@Ramon E Alvarez tracking this for a slightly different angle I think this is troubling for similar reasons that the current environment in this country is troubling—data is being shared and pooled and sold just like this rich now in the name of selling you things. Algorithms that tailor choices are in fact controlling your environment, not sure why it’s better if it’s for capitalist purposes.

What the IMF is really saying is “you know banks should really catch up to the market here.

And yea, the monitoring and social media stuff by govt is scary too—right now the only real “defense” is obscurity and a strong legal system. Both under threat

@Nate R. interesting thread.  I am going to ask a question that may take us further afield and potentially off-topic... but I am also going to tie it back to real estate!  Here goes.

You said "The big banks cannot adapt fast enough and are being replaced by Fintech upstarts."  Isn't this... not the case?  To be clear, I wish that it were... but I've been pretty disappointed at how much Fintech upstarts haven't done this.  I guess you could argue that it's because of regulation that favors the established big banks... but again, it's still the case so far.  So I'm still waiting for the Fintech!  And, there are even some big bank products that are pretty good - for example, Zelle.

Real estate tie-in: I use Zillow Rental Manager and have been pretty happy with it.  Is Zillow Fintech?

Thoughts?

Originally posted by @Nicholas L. :

@Nate R. interesting thread.  I am going to ask a question that may take us further afield and potentially off-topic... but I am also going to tie it back to real estate!  Here goes.

You said "The big banks cannot adapt fast enough and are being replaced by Fintech upstarts."  Isn't this... not the case?  To be clear, I wish that it were... but I've been pretty disappointed at how much Fintech upstarts haven't done this.  I guess you could argue that it's because of regulation that favors the established big banks... but again, it's still the case so far.  So I'm still waiting for the Fintech!  And, there are even some big bank products that are pretty good - for example, Zelle.

Real estate tie-in: I use Zillow Rental Manager and have been pretty happy with it.  Is Zillow Fintech?

Thoughts?

I might have exaggerated the threat of the "upstarts" a bit.
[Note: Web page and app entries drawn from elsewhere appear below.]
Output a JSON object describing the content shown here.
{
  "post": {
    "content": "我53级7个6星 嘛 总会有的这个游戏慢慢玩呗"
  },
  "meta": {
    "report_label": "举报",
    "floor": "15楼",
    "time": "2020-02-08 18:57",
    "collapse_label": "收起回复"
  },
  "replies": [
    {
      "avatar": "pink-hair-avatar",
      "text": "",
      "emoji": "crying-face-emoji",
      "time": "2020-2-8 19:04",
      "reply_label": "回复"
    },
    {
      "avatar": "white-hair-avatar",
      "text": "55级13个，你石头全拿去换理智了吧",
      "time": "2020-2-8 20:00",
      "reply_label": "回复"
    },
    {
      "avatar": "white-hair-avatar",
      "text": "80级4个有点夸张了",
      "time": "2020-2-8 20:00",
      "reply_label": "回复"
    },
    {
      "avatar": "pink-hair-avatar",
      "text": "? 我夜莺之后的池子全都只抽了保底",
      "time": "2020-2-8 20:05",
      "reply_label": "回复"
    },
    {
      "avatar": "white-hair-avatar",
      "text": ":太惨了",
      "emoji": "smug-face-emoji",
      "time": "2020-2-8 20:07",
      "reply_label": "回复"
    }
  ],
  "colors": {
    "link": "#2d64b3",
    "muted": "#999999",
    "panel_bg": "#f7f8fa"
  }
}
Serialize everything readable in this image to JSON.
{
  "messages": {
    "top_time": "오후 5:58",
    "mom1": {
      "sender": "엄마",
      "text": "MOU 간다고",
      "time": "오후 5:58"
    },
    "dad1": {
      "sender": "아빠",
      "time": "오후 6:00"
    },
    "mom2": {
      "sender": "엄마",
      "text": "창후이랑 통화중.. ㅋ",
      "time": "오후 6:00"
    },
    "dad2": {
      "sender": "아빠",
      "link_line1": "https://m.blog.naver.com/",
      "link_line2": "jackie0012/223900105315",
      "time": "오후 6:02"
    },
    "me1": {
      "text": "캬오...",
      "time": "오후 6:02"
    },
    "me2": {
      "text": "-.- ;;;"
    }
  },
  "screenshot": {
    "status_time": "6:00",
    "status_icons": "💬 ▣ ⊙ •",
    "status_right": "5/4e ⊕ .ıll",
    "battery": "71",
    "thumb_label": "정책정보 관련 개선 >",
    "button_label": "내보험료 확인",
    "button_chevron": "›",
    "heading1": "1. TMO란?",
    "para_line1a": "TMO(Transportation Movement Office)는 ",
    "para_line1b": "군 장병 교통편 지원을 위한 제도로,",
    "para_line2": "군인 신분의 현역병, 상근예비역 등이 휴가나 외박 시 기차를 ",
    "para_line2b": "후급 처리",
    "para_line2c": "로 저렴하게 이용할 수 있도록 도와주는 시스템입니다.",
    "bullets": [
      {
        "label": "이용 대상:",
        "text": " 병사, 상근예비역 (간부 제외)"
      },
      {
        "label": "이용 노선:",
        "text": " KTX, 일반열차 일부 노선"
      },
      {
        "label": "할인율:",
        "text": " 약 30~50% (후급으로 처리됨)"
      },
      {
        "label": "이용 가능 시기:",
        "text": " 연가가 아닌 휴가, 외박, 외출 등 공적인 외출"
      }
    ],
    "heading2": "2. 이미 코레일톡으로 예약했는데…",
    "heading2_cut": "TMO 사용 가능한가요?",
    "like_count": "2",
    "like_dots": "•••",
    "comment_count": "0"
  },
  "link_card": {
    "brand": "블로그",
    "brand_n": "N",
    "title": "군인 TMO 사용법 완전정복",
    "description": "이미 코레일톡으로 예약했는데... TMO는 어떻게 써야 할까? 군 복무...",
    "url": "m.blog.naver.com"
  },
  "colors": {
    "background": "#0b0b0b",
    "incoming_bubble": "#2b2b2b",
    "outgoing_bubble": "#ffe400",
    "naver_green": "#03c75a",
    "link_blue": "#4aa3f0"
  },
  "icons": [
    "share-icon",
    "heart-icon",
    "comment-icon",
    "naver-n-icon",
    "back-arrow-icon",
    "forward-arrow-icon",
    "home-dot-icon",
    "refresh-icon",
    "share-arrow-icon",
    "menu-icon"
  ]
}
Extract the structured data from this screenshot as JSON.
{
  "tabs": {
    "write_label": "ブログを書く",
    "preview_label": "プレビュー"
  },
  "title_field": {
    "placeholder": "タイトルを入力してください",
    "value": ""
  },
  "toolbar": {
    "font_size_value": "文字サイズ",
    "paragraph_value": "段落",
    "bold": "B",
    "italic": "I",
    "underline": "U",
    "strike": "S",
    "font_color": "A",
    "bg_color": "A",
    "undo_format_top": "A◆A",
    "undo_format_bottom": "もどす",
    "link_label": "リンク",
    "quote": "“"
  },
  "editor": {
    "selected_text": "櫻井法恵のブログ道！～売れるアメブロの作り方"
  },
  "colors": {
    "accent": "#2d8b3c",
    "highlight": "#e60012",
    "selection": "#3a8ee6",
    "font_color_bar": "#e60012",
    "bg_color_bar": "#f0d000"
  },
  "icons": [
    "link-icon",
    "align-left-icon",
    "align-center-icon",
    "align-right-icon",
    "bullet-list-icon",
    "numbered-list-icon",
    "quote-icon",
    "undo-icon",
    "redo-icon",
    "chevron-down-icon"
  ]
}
Also, I guess I proposed a false dichotomy where only fintech upstarts offer innovative products. 

Is PayPal an upstart or are they now a big, established financial company? They have KYC procedures and seem to be heavily regulated like a bank, and they're tied to the traditional banking system. What about Square? It is making big investments in Bitcoin.

In our terminal version of capitalism, the large corporations, through regulatory capture and monopoly trade practices, gobble up the competition. Many of the innovative companies today will probably become "features" in established companies. 

The point I was trying to make earlier is that the Brave New World that the technocrats want is much closer than people realize.